Pictures aside, write every record out again word for word.

Page and application data records
__________________________________________________
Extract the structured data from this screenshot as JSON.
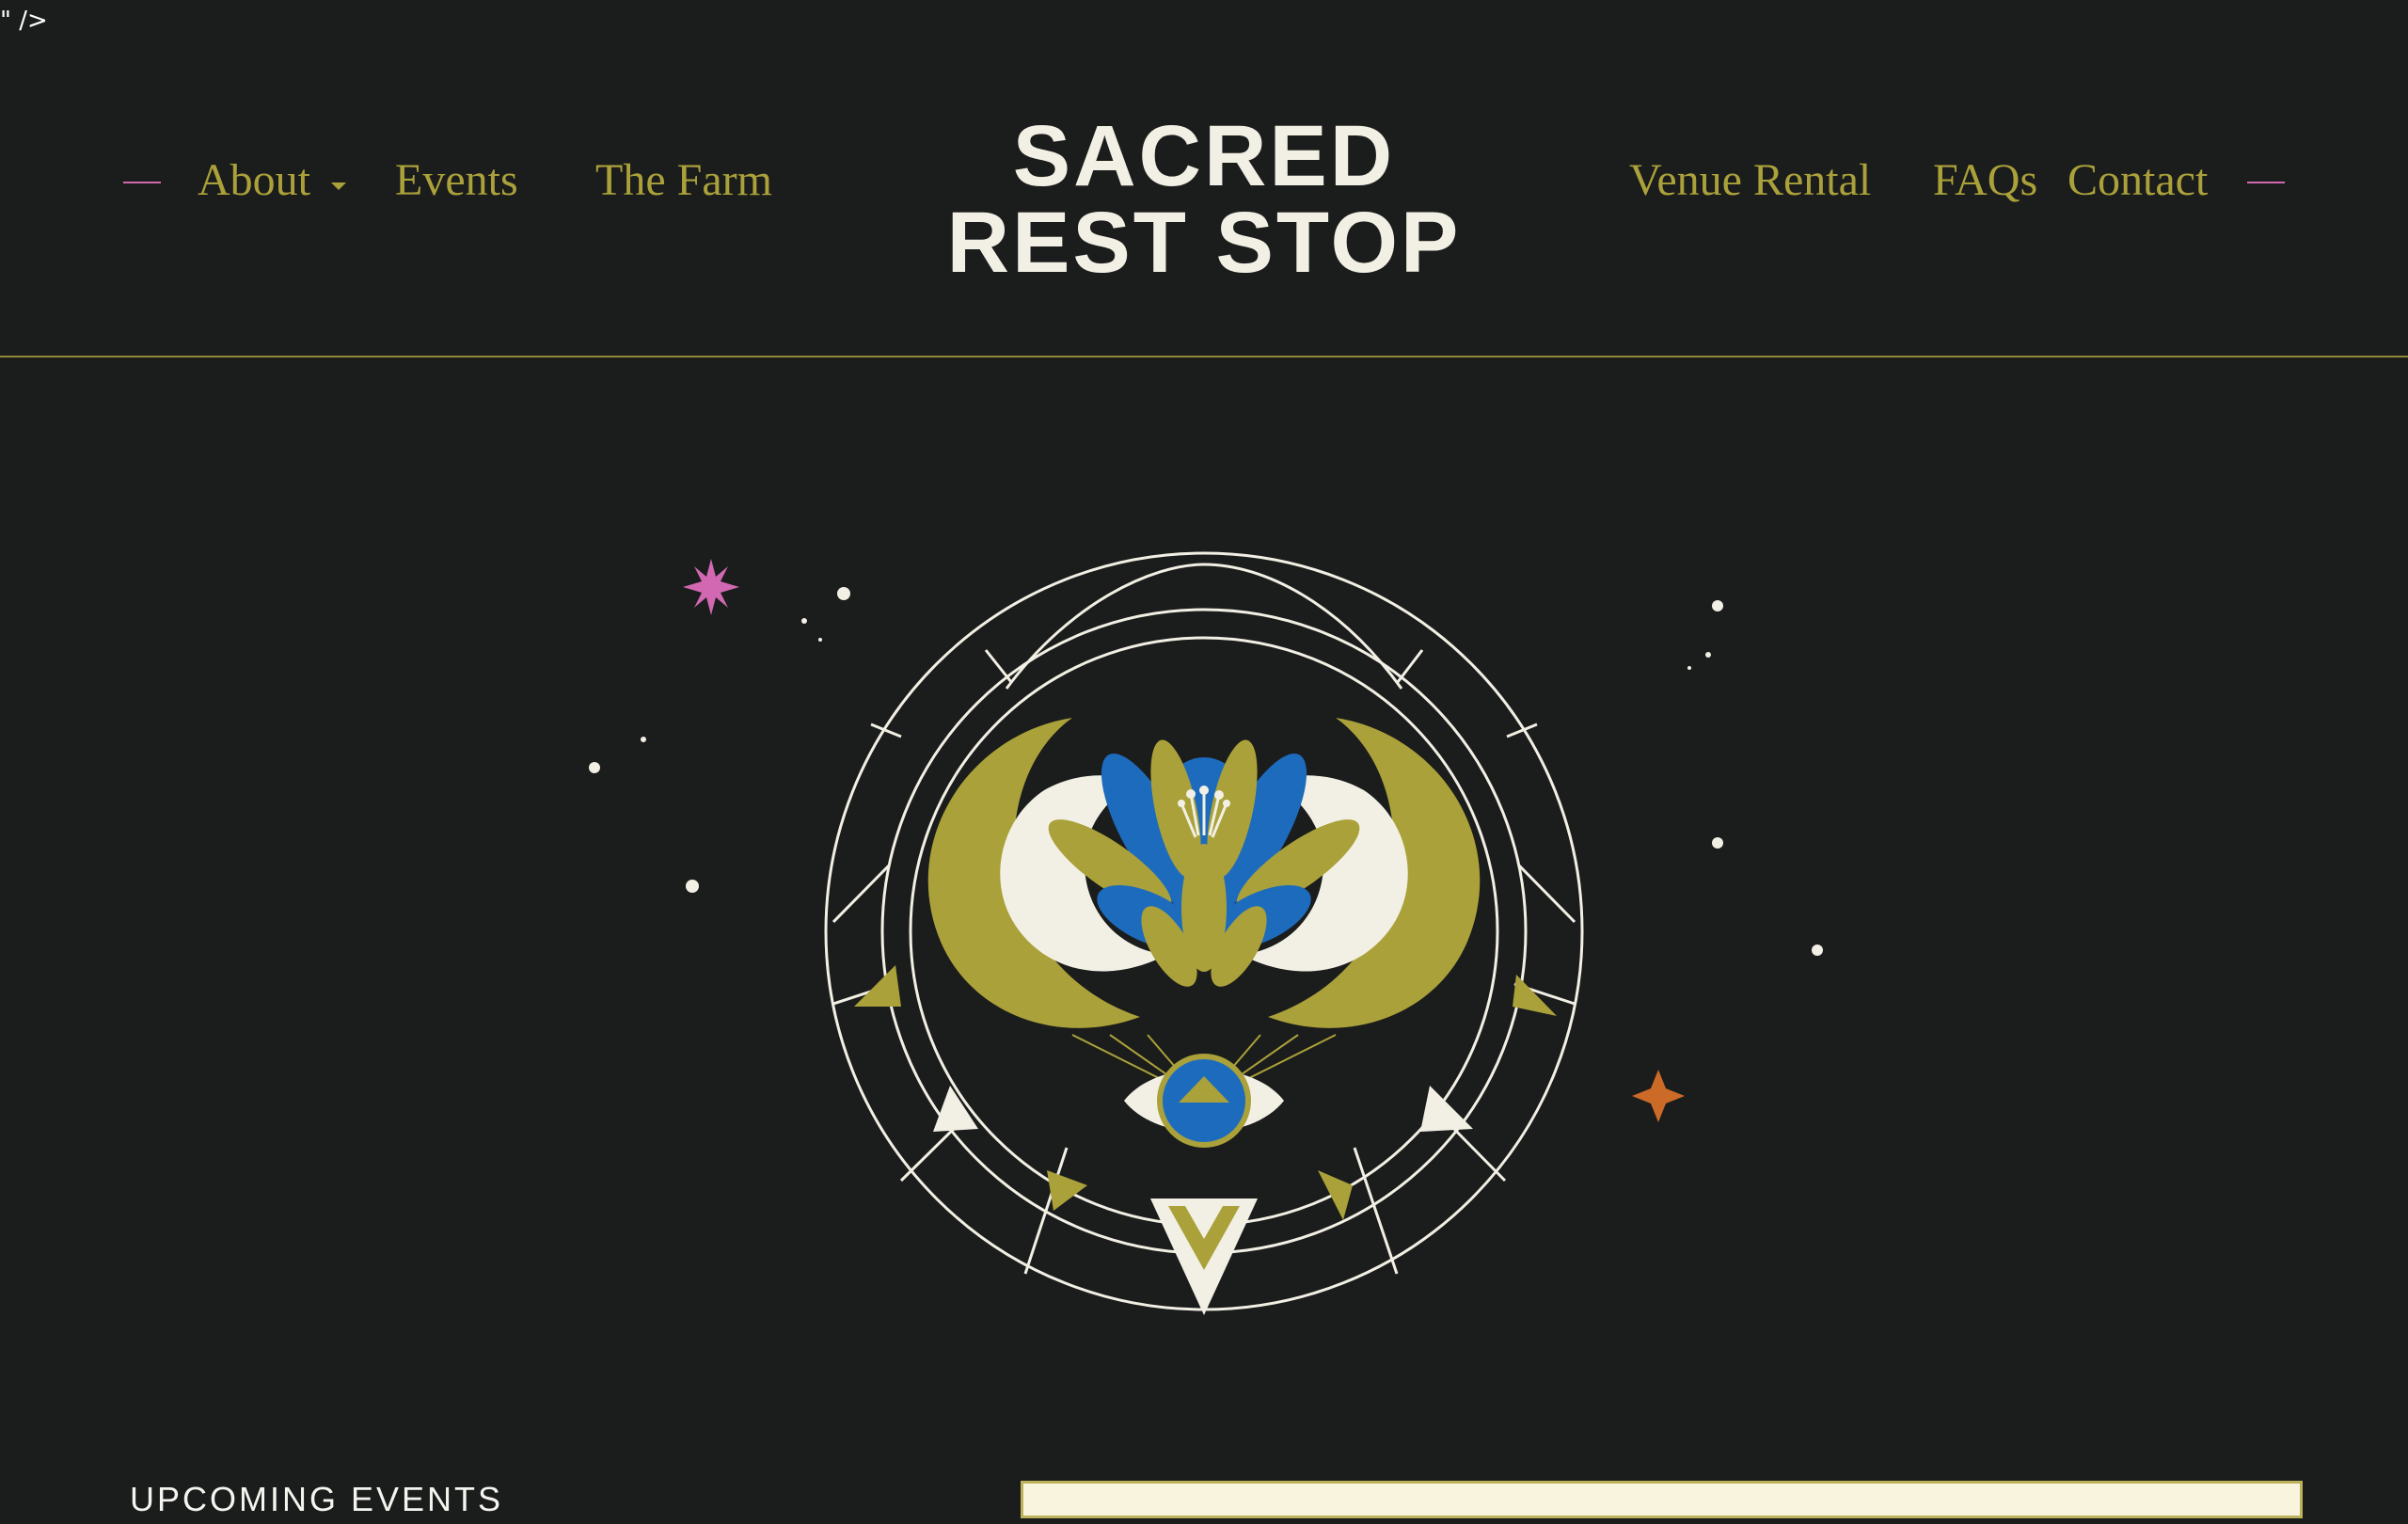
{
  "page": {
    "artifact_text": "\" />",
    "logo": {
      "line1": "SACRED",
      "line2": "REST STOP"
    },
    "nav_left": [
      {
        "label": "About",
        "has_dropdown": true
      },
      {
        "label": "Events"
      },
      {
        "label": "The Farm"
      }
    ],
    "nav_right": [
      {
        "label": "Venue Rental"
      },
      {
        "label": "FAQs"
      },
      {
        "label": "Contact"
      }
    ],
    "sections": {
      "upcoming_events_title": "UPCOMING EVENTS"
    },
    "colors": {
      "background": "#1b1c1c",
      "olive": "#aaa13a",
      "cream": "#f2f0e4",
      "pink": "#d168b1",
      "blue": "#1d6bbd",
      "orange": "#cc6a27",
      "line": "#8f8a36"
    },
    "icons": {
      "dropdown": "chevron-down-icon",
      "hero": "lotus-eye-emblem-icon",
      "pink_star": "pink-star-icon",
      "orange_star": "orange-star-icon"
    }
  }
}
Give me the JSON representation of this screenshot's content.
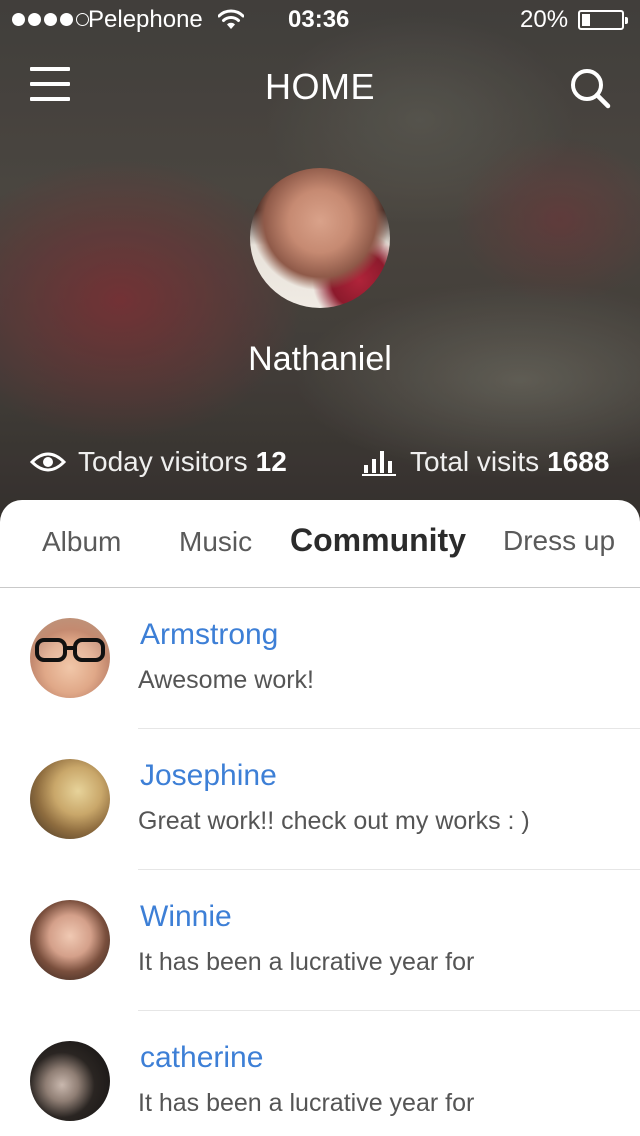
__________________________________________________
### Solved problem
Extract the structured data from this screenshot as JSON.
{
  "page": {
    "artifact_text": "\" />",
    "logo": {
      "line1": "SACRED",
      "line2": "REST STOP"
    },
    "nav_left": [
      {
        "label": "About",
        "has_dropdown": true
      },
      {
        "label": "Events"
      },
      {
        "label": "The Farm"
      }
    ],
    "nav_right": [
      {
        "label": "Venue Rental"
      },
      {
        "label": "FAQs"
      },
      {
        "label": "Contact"
      }
    ],
    "sections": {
      "upcoming_events_title": "UPCOMING EVENTS"
    },
    "colors": {
      "background": "#1b1c1c",
      "olive": "#aaa13a",
      "cream": "#f2f0e4",
      "pink": "#d168b1",
      "blue": "#1d6bbd",
      "orange": "#cc6a27",
      "line": "#8f8a36"
    },
    "icons": {
      "dropdown": "chevron-down-icon",
      "hero": "lotus-eye-emblem-icon",
      "pink_star": "pink-star-icon",
      "orange_star": "orange-star-icon"
    }
  }
}
Give me the JSON representation of this screenshot's content.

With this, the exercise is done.